limit, it will pay corporation tax at 25% but entitled to marginal relief. The upper and lower limits are reduced where there are associated companies.

As well as affecting the corporation tax rates that apply, companies may also find themselves impacted in other ways by the new associated company rules. In particular, this includes companies falling into the Quarterly Instalments Payment (“QIPs”) regime.

The normal due date for corporation tax is nine months and one day after the end of an accounting period. Where QIPs applies, a company is due to pay its corporation tax in four equal instalments. Depending on the level of profits, at least half or all the instalment payment dates will fall due before the end of a company’s accounting period. This can have a significant impact on cashflow and warrants estimated calculations of corporation tax based on forecast profits.

Under the current rules, the profit thresholds for determining whether QIPs apply, £1.5m for ‘large’ companies and £20m for ‘very large’ companies are simply divided by the total number of 51% related companies. A company is related to another company where one company is a 51% subsidiary of another or both companies are 51% subsidiaries of the same company. Two companies held separately by the same individual are not 51% related companies.

From 1 April 2023, a company is associated to another company where one has control of the other or both companies are under the control of the same person or persons, i.e. under common control.

Take for example Mr X who owns 100% of five companies, A, B, C, D and E Ltd. Companies B and C are 51% subsidiaries of A Ltd. Companies D and E Ltd are owned 100% separately as stand-alone companies. Under the current rules, the QIPs threshold will be £500,000 for A, B and C Ltd (£1.5m divided by three 51% related companies). Companies D and E Ltd will each be entitled to £1.5m profits threshold as they have no 51% related companies.

From 1 April 2023, all five companies are under the control of Mr X and are therefore associated companies. The profits threshold of £1.5m is reduced to £300,000 for all five companies (£1.5m divided by 5 associated companies). The same principles apply to the ‘very large’ profit threshold of £20m.

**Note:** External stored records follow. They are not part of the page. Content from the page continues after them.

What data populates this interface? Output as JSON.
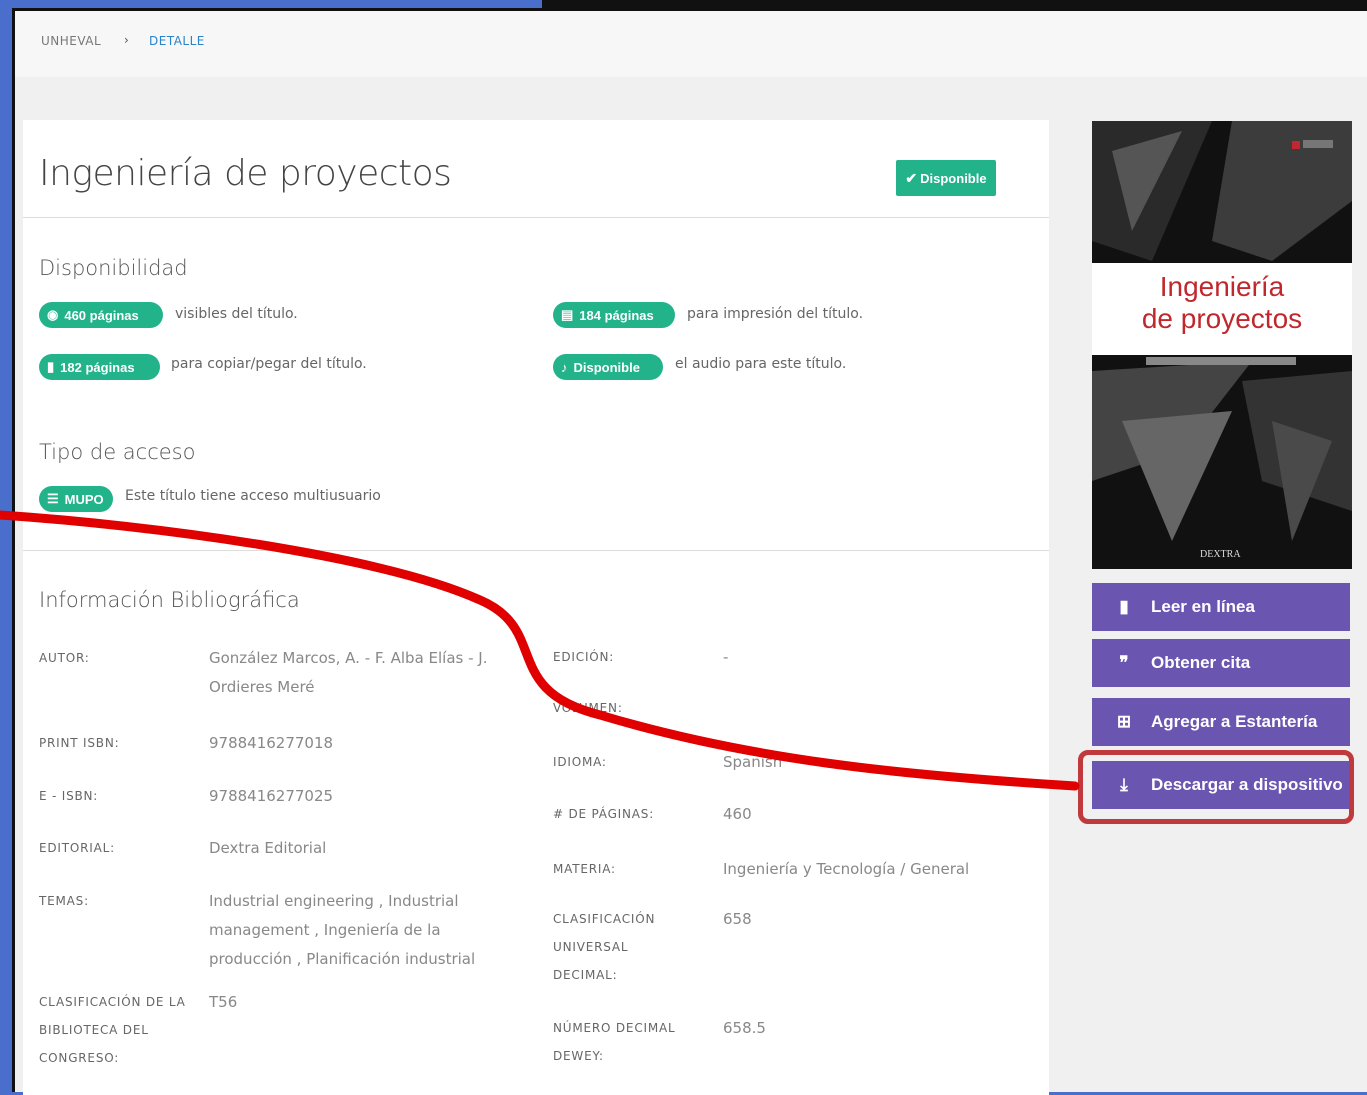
{
  "breadcrumb": {
    "home": "UNHEVAL",
    "separator": "›",
    "current": "DETALLE"
  },
  "book": {
    "title": "Ingeniería de proyectos",
    "status_badge": "Disponible"
  },
  "availability": {
    "heading": "Disponibilidad",
    "items": [
      {
        "icon": "eye-icon",
        "pill": "460 páginas",
        "text": "visibles del título."
      },
      {
        "icon": "print-icon",
        "pill": "184 páginas",
        "text": "para impresión del título."
      },
      {
        "icon": "copy-icon",
        "pill": "182 páginas",
        "text": "para copiar/pegar del título."
      },
      {
        "icon": "audio-icon",
        "pill": "Disponible",
        "text": "el audio para este título."
      }
    ]
  },
  "access": {
    "heading": "Tipo de acceso",
    "pill": "MUPO",
    "text": "Este título tiene acceso multiusuario"
  },
  "bibliography": {
    "heading": "Información Bibliográfica",
    "left": [
      {
        "label": "AUTOR:",
        "value": "González Marcos, A. - F. Alba Elías - J. Ordieres Meré"
      },
      {
        "label": "PRINT ISBN:",
        "value": "9788416277018"
      },
      {
        "label": "E - ISBN:",
        "value": "9788416277025"
      },
      {
        "label": "EDITORIAL:",
        "value": "Dextra Editorial"
      },
      {
        "label": "TEMAS:",
        "value": "Industrial engineering , Industrial management , Ingeniería de la producción , Planificación industrial"
      },
      {
        "label": "CLASIFICACIÓN DE LA BIBLIOTECA DEL CONGRESO:",
        "value": "T56"
      }
    ],
    "right": [
      {
        "label": "EDICIÓN:",
        "value": "-"
      },
      {
        "label": "VOLUMEN:",
        "value": ""
      },
      {
        "label": "IDIOMA:",
        "value": "Spanish"
      },
      {
        "label": "# DE PÁGINAS:",
        "value": "460"
      },
      {
        "label": "MATERIA:",
        "value": "Ingeniería y Tecnología / General"
      },
      {
        "label": "CLASIFICACIÓN UNIVERSAL DECIMAL:",
        "value": "658"
      },
      {
        "label": "NÚMERO DECIMAL DEWEY:",
        "value": "658.5"
      }
    ]
  },
  "cover": {
    "title_line1": "Ingeniería",
    "title_line2": "de proyectos",
    "publisher": "DEXTRA"
  },
  "actions": [
    {
      "icon": "tablet-icon",
      "label": "Leer en línea"
    },
    {
      "icon": "quote-icon",
      "label": "Obtener cita"
    },
    {
      "icon": "shelf-add-icon",
      "label": "Agregar a Estantería"
    },
    {
      "icon": "download-icon",
      "label": "Descargar a dispositivo"
    }
  ],
  "colors": {
    "accent_green": "#22b38b",
    "button_purple": "#6a55b1",
    "annotation_red": "#e00000",
    "highlight_red": "#c0393d"
  }
}
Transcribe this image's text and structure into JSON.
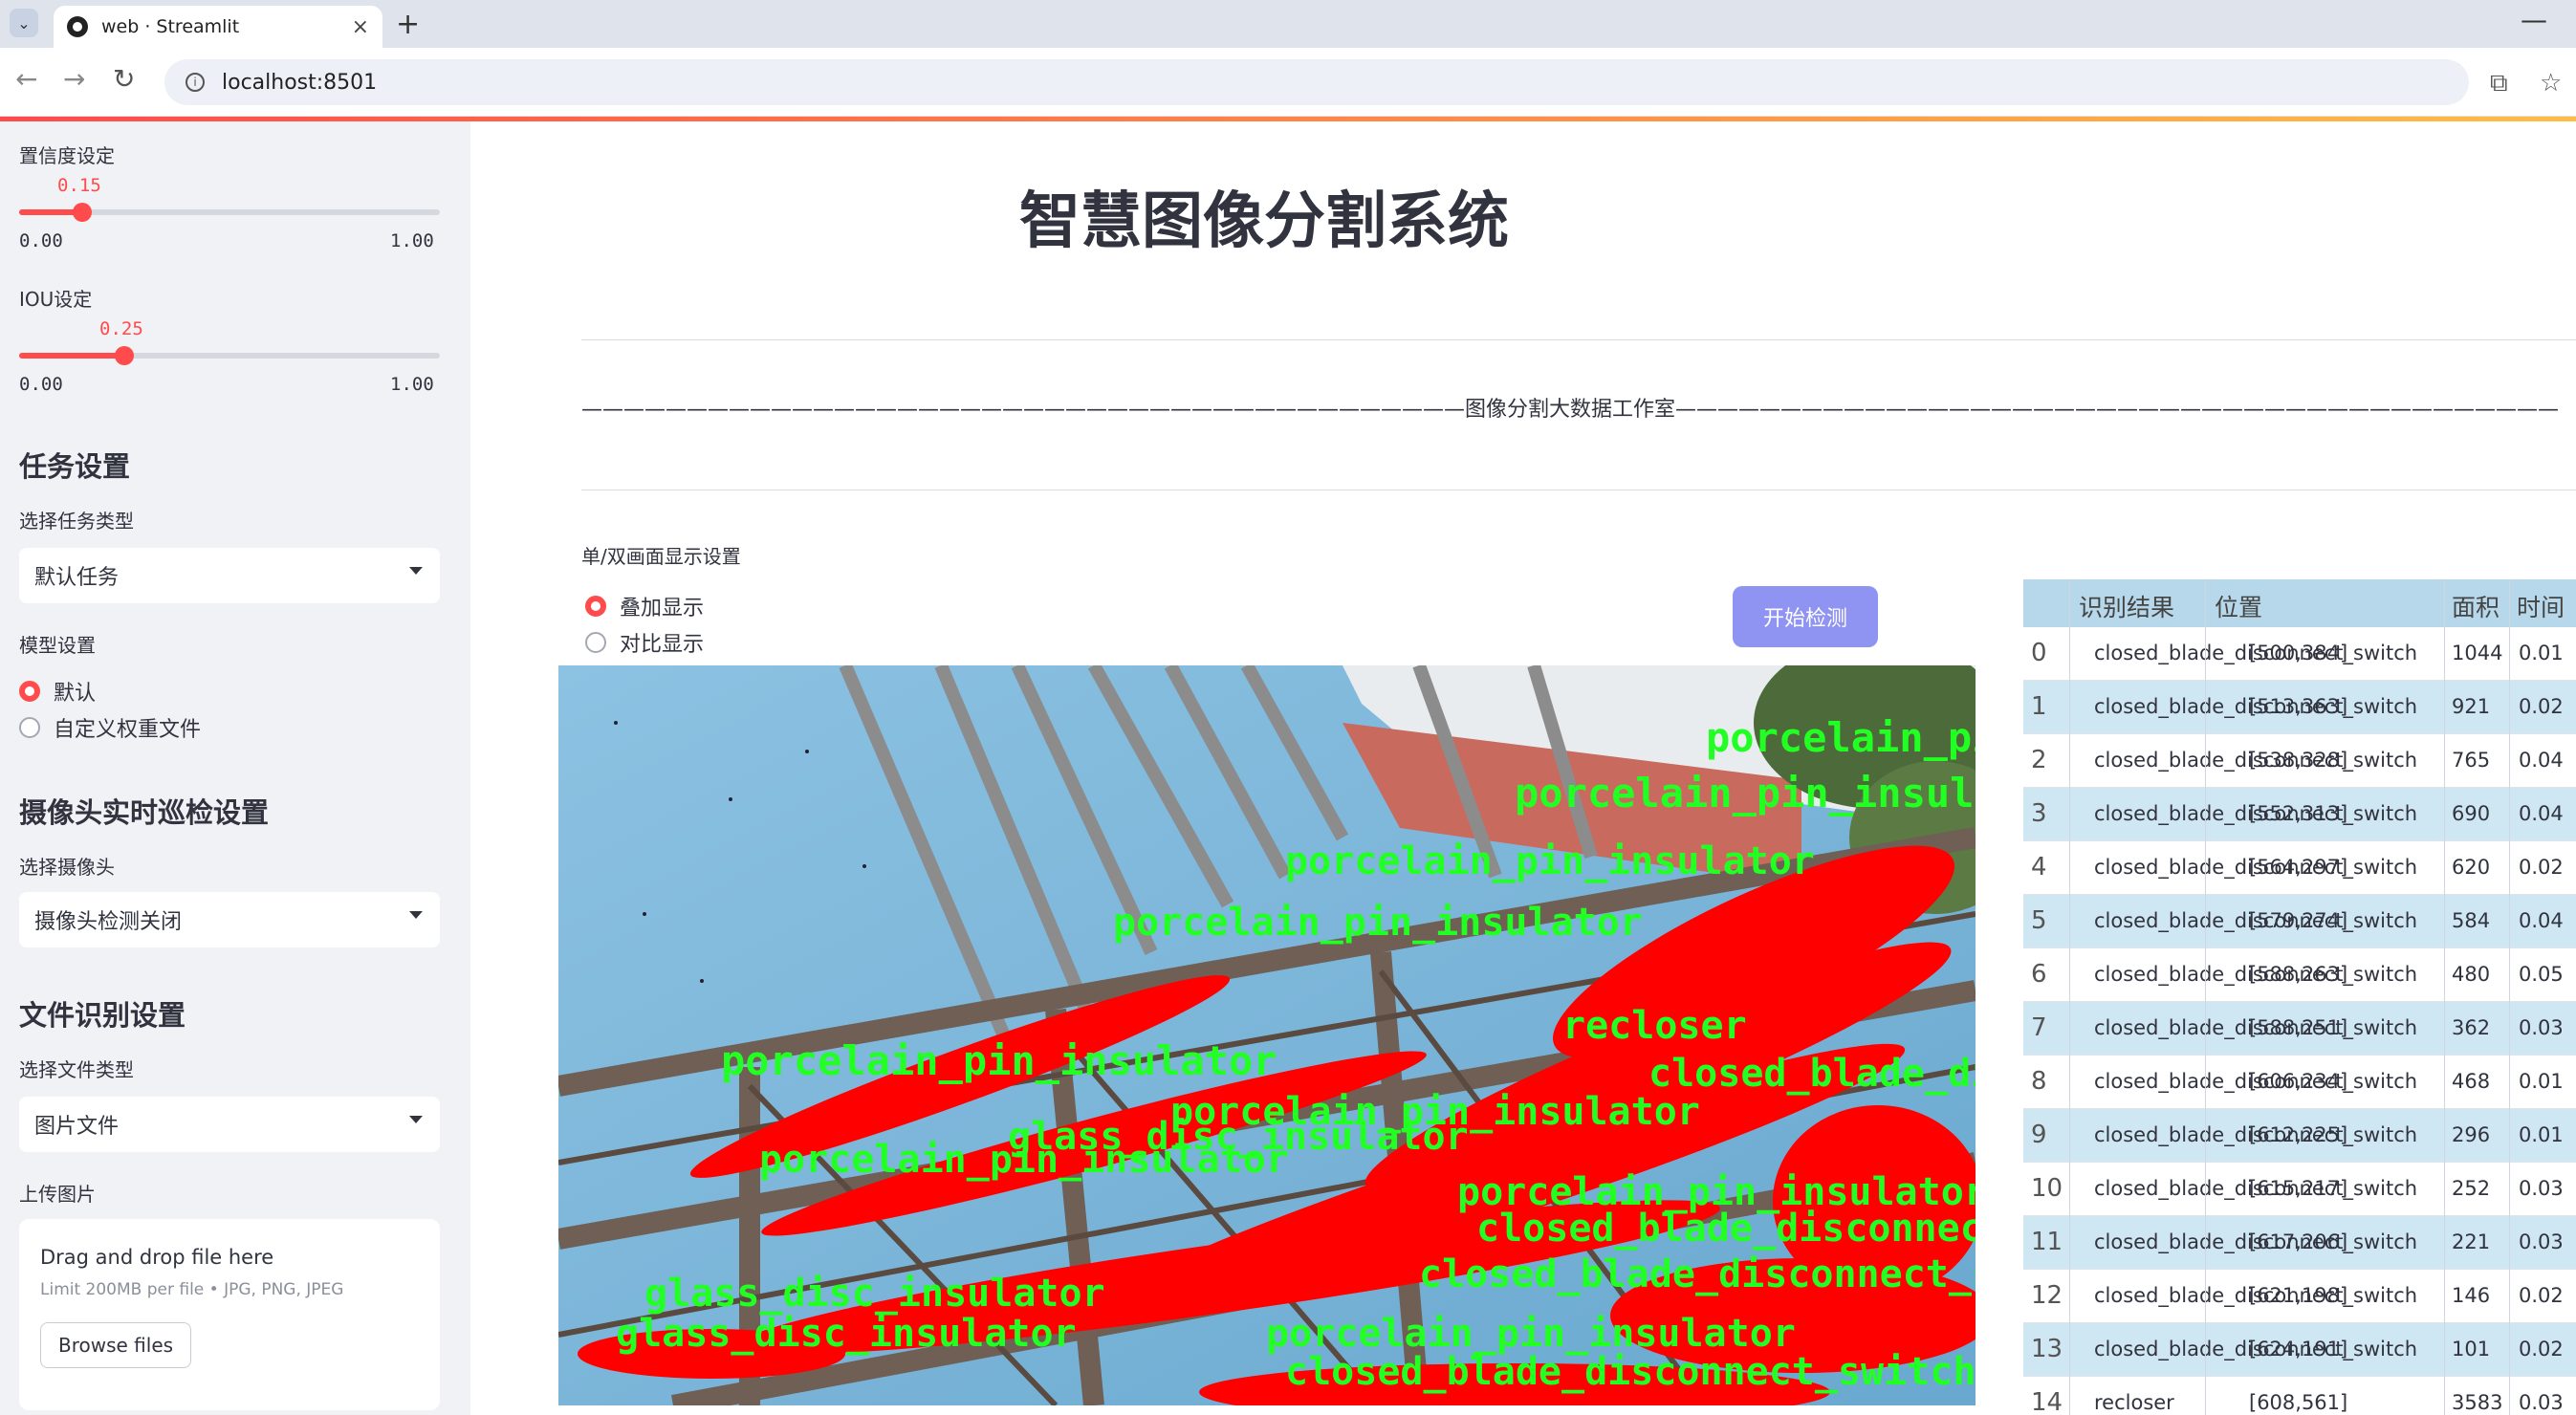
{
  "browser": {
    "tab_title": "web · Streamlit",
    "url": "localhost:8501"
  },
  "sidebar": {
    "confidence": {
      "label": "置信度设定",
      "value": "0.15",
      "min": "0.00",
      "max": "1.00",
      "fraction": 0.15
    },
    "iou": {
      "label": "IOU设定",
      "value": "0.25",
      "min": "0.00",
      "max": "1.00",
      "fraction": 0.25
    },
    "task_section": "任务设置",
    "task_type_label": "选择任务类型",
    "task_type_value": "默认任务",
    "model_label": "模型设置",
    "model_options": [
      "默认",
      "自定义权重文件"
    ],
    "model_selected": 0,
    "camera_section": "摄像头实时巡检设置",
    "camera_label": "选择摄像头",
    "camera_value": "摄像头检测关闭",
    "file_section": "文件识别设置",
    "file_type_label": "选择文件类型",
    "file_type_value": "图片文件",
    "upload_label": "上传图片",
    "upload_title": "Drag and drop file here",
    "upload_sub": "Limit 200MB per file • JPG, PNG, JPEG",
    "browse_label": "Browse files"
  },
  "main": {
    "title": "智慧图像分割系统",
    "banner": "——————————————————————————————————————————图像分割大数据工作室——————————————————————————————————————————",
    "display_label": "单/双画面显示设置",
    "display_options": [
      "叠加显示",
      "对比显示"
    ],
    "display_selected": 0,
    "start_button": "开始检测",
    "overlay_labels": [
      "porcelain_pin_insulator",
      "glass_disc_insulator",
      "closed_blade_disconnect_switch",
      "recloser"
    ]
  },
  "results_table": {
    "headers": [
      "识别结果",
      "位置",
      "面积",
      "时间"
    ],
    "rows": [
      {
        "idx": "0",
        "result": "closed_blade_disconnect_switch",
        "pos": "[500,384]",
        "area": "1044",
        "time": "0.01"
      },
      {
        "idx": "1",
        "result": "closed_blade_disconnect_switch",
        "pos": "[513,363]",
        "area": "921",
        "time": "0.02"
      },
      {
        "idx": "2",
        "result": "closed_blade_disconnect_switch",
        "pos": "[538,328]",
        "area": "765",
        "time": "0.04"
      },
      {
        "idx": "3",
        "result": "closed_blade_disconnect_switch",
        "pos": "[552,313]",
        "area": "690",
        "time": "0.04"
      },
      {
        "idx": "4",
        "result": "closed_blade_disconnect_switch",
        "pos": "[564,297]",
        "area": "620",
        "time": "0.02"
      },
      {
        "idx": "5",
        "result": "closed_blade_disconnect_switch",
        "pos": "[579,274]",
        "area": "584",
        "time": "0.04"
      },
      {
        "idx": "6",
        "result": "closed_blade_disconnect_switch",
        "pos": "[588,263]",
        "area": "480",
        "time": "0.05"
      },
      {
        "idx": "7",
        "result": "closed_blade_disconnect_switch",
        "pos": "[588,251]",
        "area": "362",
        "time": "0.03"
      },
      {
        "idx": "8",
        "result": "closed_blade_disconnect_switch",
        "pos": "[606,234]",
        "area": "468",
        "time": "0.01"
      },
      {
        "idx": "9",
        "result": "closed_blade_disconnect_switch",
        "pos": "[612,225]",
        "area": "296",
        "time": "0.01"
      },
      {
        "idx": "10",
        "result": "closed_blade_disconnect_switch",
        "pos": "[615,217]",
        "area": "252",
        "time": "0.03"
      },
      {
        "idx": "11",
        "result": "closed_blade_disconnect_switch",
        "pos": "[617,206]",
        "area": "221",
        "time": "0.03"
      },
      {
        "idx": "12",
        "result": "closed_blade_disconnect_switch",
        "pos": "[621,198]",
        "area": "146",
        "time": "0.02"
      },
      {
        "idx": "13",
        "result": "closed_blade_disconnect_switch",
        "pos": "[624,191]",
        "area": "101",
        "time": "0.02"
      },
      {
        "idx": "14",
        "result": "recloser",
        "pos": "[608,561]",
        "area": "3583",
        "time": "0.03"
      }
    ]
  },
  "colors": {
    "accent": "#ff4b4b",
    "mask_red": "#ff0000",
    "label_green": "#22ff22",
    "table_header": "#b6d8ea",
    "button": "#8f94f2"
  }
}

Depending on the level of profits, this illustrates that companies that were not previously within QIPs could find themselves fall into the regime under the new associated company rules. It’s important to conduct appropriate tax planning to find ways to potentially avoid this or where this is not possible, at least being prepared from a cashflow perspective.


Absolutely. With the incoming reductions in SME R&D rates (for profit and loss makers), the corporation tax rate rise mitigates some of the loss of benefit. Conversely, the taxable R&D Expenditure Credit (RDEC) for large companies will get reduced by 25%, not 19% (though the huge hike in the gross RDEC rate from 13% to 20% still leaves companies better off).

There are also new costs being brought in for the first time (data and cloud costs for instance) but also some costs that will be disallowed going forwards for example the use of overseas externally provided workers and subcontractors.

Some of these changes align to the corporation tax rate change and come in from 1 April 2023, others will only apply for accounting periods beginning on or after 1 April 2023. A full explanation and insight into R&D tax planning opportunities in light of these changes can be found in this article by my CP Innovation colleague, Chris Knott.


Yes! Think ahead and plan to maximise tax relief and mitigate corporation tax liabilities. Some of the measures in this article are simple to implement for example shortening an accounting period where relevant.

Overall, companies should be thinking about the timing of their income and expenditure. Payments of bonuses and pension contributions could be delayed until a later date to save tax at the higher corporation tax rate, but be aware of any personal tax implications for the recipient. Reviewing any existing tax sensitive items such as provisions may also help.